In the latest report, some digital lighthouse factories ranked frontline worker solutions as one of their top five new use cases. According to the report, digital lighthouse factories leverage various use cases for frontline workers. Many top use cases focus on assembly, maintenance, production performance, quality control, and logistics. In assembly, lighthouse companies have implemented augmented reality technology – for training and guided instructions – to improve worker efficiency.
In the maintenance space, digital lighthouse factories utilize remote assistance tools based on augmented reality. For digital production performance management purposes, these factories use digital tools to enhance their connected workforce. When it comes to digital quality, leading factories use digital work instructions and augmented reality glasses to guide operators in end-of-line inspections. In logistics, digitally enabled picking is a highly relevant use case.
When it comes to enabling the frontline with digital solutions, the main value boils down to improving workforce efficiency. Lighthouse companies carefully tracked and reported concrete numbers, demonstrating how these digital frontline worker solutions clearly improved efficiency. The most interesting example in this context is Advanced Semiconductor Engineering (ASE), a provider of independent semiconductor assembling and test manufacturing services in Taiwan. The ASE factory in Kaohsiung (Taiwan) uses AR technology for site safety patrol management. As a result, the company reported triple-digit efficiency gains. ASE Group has decreased inspection time for safety patrols by 100% thanks to AR. Two more examples are Danone, a global food company headquartered in France, and Flex, a manufacturing services provider from Brazil. Both companies leverage digital tools to enhance their connected workforce. Thanks to this, the Danone factory in Opole (Poland) improved changeover time by 28%, and the Flex factory in Sorocaba improved worker satisfaction by 18%.

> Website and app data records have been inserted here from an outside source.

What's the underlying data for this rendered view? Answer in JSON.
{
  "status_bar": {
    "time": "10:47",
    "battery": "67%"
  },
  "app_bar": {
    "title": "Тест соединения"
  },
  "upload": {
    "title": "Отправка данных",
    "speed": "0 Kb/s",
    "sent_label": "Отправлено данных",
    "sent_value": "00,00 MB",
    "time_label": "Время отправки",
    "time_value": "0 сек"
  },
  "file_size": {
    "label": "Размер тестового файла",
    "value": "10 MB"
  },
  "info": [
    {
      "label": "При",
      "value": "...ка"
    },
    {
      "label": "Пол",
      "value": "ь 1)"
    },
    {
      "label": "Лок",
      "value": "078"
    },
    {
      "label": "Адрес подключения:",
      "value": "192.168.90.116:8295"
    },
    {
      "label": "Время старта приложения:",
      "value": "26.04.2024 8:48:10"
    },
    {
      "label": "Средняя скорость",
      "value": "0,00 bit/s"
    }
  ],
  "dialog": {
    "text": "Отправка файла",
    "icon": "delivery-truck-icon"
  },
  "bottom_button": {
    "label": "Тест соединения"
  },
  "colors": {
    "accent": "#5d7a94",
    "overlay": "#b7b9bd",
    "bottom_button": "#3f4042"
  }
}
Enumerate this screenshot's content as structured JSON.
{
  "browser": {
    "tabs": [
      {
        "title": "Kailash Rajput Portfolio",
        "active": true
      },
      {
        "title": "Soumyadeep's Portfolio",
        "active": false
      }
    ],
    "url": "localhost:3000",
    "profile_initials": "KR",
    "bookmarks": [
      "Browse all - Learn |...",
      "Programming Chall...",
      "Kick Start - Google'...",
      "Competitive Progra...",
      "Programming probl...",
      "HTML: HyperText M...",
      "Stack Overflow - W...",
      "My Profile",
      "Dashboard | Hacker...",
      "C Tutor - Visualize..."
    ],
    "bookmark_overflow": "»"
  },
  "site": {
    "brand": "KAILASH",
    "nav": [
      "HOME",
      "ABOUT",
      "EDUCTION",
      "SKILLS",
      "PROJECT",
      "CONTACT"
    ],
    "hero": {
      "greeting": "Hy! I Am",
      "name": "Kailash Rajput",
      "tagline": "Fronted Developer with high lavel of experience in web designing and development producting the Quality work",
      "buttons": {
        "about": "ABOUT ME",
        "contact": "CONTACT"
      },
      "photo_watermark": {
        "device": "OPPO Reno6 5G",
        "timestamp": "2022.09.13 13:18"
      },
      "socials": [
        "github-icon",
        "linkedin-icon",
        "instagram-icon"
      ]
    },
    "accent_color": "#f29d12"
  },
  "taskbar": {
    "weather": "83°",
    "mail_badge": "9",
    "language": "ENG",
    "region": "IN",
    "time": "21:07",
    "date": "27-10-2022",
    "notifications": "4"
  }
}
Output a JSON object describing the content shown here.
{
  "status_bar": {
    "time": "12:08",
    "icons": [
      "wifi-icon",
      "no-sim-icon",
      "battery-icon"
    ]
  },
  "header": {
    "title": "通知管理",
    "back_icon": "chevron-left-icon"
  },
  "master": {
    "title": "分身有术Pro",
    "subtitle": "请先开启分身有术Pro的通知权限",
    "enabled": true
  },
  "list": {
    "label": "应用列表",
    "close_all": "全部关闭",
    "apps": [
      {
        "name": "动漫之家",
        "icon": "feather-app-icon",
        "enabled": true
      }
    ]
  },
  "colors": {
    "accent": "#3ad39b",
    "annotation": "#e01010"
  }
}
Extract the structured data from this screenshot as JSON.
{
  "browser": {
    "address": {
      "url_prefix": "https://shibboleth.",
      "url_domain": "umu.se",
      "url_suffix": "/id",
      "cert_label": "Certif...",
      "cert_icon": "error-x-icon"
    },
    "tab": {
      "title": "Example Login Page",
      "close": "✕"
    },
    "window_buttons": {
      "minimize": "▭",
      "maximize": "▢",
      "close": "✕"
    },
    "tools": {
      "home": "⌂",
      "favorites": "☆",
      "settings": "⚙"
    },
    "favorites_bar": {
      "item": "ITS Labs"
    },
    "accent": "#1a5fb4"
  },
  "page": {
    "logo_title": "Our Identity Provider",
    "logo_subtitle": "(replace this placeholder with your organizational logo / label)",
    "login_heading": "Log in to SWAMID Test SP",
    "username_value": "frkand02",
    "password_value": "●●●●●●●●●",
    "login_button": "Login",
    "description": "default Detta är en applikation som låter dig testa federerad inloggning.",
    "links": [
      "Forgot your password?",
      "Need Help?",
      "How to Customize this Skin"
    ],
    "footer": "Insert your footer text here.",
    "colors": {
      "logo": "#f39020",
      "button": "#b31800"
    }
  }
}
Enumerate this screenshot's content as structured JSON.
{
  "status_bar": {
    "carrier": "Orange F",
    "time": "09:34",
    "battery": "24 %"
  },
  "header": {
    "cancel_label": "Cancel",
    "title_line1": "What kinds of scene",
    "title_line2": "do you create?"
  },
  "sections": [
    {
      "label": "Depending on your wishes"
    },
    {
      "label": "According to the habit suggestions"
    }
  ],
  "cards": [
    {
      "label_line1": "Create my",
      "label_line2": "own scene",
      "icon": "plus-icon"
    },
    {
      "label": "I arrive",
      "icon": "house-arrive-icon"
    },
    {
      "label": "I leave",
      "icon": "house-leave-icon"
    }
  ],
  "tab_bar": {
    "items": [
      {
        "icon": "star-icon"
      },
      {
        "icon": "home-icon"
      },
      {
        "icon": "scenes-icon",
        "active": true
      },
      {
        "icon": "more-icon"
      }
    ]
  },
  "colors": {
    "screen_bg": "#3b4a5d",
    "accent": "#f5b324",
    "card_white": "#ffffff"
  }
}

Besides relevant use cases and case studies, the report also includes a survey to highlight and compare the top priorities and challenges of lighthouse and non-lighthouse companies. The results revealed the top priorities of respondents from all industries and regions: productivity, sustainability, resilience, and the ability to scale digital technologies across production networks. Even as a top priority, scaling appears to be incredibly challenging for companies for various reasons. Non-lighthouse companies point to a lack of leadership commitment and investment, whereas lighthouse factories consider a lack of strategy the principal obstacle. When talking about enablers of digitalization, lighthouses overwhelmingly believe that workforce engagement and transformation offices are the most critical.
Based on the challenges mentioned above, we would like to summarize some key points:
For further reading, our recent blog post digs deeper into the situation of frontline workers in the automotive industry and discusses the most effective approaches to supporting them.
Arnold Vogt has been working in the software & IT services industry for 25 years and joined PAC in 2017. Arnold Vogt’s primary responsibilities are market analyses and strategic consulting engagements around Industry 4.0/industrial IoT. He advises providers and users in Germany, Austria, and Switzerland in this field.